WHAT IS BEING ASKED
Work out how many lines in the records contain the word "layout", and give that number alone.

DATA LISTING
########

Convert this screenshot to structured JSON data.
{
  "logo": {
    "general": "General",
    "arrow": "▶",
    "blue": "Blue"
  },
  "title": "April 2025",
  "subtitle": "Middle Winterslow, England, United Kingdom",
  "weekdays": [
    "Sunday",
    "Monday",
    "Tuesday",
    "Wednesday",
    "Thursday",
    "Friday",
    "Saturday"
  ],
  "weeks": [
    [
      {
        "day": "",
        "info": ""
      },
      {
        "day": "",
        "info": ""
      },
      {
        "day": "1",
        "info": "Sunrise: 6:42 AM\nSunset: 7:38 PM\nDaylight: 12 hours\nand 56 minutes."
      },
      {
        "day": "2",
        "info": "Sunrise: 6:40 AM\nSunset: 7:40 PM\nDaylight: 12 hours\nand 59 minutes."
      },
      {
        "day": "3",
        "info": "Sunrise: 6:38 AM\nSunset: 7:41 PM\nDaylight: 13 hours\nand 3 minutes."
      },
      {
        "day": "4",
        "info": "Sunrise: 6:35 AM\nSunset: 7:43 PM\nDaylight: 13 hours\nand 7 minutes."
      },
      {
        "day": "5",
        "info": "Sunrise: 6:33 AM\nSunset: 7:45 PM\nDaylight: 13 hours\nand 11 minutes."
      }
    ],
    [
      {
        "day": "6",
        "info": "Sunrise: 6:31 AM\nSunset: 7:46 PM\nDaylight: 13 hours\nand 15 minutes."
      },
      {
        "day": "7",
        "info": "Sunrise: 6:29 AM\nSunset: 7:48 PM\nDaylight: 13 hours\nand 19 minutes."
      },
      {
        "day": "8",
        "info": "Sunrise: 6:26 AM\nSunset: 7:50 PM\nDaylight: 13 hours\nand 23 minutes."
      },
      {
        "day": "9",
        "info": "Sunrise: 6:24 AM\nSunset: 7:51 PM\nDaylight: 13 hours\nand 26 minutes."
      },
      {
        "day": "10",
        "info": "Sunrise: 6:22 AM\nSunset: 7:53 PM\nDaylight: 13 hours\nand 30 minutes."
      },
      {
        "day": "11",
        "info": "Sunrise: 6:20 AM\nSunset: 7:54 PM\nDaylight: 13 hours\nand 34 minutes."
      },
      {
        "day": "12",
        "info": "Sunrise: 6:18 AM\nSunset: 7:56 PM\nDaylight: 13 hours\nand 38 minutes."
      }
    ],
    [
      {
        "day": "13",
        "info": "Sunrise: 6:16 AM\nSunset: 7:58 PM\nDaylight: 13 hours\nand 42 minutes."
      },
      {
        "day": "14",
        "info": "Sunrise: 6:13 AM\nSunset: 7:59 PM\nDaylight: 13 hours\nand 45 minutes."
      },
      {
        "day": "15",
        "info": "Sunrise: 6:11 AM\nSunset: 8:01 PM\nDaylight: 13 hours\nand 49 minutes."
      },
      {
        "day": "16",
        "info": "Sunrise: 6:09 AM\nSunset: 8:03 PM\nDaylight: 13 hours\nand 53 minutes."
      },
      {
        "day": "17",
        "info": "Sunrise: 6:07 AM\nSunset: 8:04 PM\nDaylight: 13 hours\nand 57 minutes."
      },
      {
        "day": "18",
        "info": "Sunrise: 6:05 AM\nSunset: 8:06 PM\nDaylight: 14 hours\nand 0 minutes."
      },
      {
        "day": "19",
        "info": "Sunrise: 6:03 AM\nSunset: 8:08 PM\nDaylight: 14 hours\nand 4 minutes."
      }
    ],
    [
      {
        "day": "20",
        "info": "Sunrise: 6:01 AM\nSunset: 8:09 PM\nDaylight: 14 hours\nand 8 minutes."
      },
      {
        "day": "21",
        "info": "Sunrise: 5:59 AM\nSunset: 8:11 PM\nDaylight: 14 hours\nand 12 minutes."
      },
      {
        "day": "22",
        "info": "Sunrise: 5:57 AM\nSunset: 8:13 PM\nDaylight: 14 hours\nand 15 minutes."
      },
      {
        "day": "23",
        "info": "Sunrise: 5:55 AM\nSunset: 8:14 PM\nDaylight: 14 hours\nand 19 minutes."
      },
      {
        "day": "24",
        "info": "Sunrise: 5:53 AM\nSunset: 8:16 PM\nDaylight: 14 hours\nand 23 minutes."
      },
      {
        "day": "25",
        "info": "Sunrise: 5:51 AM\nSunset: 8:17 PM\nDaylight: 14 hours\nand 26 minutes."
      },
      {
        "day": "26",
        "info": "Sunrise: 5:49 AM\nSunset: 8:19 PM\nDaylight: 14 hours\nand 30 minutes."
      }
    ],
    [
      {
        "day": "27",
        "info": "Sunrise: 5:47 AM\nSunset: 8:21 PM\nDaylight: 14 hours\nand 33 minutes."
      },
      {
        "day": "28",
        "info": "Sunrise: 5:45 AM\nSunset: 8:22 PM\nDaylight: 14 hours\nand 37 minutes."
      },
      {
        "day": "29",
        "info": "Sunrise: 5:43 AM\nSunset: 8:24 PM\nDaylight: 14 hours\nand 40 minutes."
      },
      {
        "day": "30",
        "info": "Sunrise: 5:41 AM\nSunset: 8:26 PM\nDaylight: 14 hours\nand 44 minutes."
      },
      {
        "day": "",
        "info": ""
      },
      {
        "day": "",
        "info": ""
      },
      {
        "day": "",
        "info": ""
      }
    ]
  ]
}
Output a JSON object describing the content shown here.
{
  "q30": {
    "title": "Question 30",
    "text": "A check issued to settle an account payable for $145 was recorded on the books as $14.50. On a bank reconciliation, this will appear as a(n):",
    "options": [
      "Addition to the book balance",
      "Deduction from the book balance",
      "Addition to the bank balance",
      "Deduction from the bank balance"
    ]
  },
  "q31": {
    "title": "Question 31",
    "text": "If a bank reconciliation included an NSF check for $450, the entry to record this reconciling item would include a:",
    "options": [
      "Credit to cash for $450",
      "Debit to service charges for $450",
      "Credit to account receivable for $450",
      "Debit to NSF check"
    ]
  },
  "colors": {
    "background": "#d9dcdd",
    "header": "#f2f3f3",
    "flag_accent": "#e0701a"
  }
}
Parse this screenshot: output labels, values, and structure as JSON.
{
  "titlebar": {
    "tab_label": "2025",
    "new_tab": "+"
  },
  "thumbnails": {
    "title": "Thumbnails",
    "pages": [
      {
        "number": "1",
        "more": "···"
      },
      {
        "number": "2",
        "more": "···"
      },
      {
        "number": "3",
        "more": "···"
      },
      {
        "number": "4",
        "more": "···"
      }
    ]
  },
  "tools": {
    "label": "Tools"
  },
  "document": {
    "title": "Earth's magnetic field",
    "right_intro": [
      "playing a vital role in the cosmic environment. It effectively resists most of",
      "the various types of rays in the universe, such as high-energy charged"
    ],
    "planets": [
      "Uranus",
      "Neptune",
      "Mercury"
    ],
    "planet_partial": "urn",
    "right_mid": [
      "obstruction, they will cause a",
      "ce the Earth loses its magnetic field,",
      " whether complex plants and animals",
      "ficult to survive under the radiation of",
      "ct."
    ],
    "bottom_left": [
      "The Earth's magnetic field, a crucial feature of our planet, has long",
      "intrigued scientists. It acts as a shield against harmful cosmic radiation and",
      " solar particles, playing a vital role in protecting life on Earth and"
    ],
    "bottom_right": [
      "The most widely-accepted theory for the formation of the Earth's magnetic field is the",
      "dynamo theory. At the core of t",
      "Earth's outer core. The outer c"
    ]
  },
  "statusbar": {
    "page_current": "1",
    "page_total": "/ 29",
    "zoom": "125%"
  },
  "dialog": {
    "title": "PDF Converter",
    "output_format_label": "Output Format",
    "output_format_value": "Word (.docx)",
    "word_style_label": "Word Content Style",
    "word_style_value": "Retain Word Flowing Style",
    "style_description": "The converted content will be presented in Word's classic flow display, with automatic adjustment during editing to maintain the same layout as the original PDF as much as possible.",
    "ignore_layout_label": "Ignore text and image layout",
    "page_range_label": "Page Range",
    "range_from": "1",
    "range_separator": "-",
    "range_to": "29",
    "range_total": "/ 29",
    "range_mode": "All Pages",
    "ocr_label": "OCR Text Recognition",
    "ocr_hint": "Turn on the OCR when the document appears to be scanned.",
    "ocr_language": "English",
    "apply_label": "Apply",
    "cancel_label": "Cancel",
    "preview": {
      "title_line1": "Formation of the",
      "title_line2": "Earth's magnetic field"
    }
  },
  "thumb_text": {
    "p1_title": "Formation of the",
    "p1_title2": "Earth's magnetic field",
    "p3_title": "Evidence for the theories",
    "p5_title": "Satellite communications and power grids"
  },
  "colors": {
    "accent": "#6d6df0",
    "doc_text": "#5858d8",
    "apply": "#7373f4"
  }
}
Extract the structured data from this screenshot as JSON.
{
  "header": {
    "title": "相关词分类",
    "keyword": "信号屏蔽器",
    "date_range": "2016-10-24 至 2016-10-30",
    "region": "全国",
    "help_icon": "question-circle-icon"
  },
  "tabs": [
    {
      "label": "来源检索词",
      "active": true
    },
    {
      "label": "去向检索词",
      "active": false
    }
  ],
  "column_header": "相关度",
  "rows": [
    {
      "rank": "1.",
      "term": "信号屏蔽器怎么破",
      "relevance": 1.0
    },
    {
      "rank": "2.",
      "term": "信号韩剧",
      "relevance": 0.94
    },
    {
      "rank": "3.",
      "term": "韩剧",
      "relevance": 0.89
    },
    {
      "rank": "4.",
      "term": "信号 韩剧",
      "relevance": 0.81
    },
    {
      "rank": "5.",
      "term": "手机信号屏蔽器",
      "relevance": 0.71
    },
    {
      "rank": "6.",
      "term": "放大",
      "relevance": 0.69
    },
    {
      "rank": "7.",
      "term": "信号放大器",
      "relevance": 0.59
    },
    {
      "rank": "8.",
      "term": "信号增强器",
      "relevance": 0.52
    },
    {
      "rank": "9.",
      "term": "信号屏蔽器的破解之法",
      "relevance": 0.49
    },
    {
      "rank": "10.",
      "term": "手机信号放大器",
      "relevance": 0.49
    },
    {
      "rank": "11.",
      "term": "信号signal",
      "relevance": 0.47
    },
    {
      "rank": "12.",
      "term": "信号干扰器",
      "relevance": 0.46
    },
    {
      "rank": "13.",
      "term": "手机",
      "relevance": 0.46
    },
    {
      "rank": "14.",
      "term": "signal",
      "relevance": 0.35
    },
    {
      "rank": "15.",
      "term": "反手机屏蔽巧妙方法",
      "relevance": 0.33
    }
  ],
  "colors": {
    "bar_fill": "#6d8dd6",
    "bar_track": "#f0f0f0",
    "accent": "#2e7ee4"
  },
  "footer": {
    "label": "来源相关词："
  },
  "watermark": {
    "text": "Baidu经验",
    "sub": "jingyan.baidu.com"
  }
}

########

RESULT
2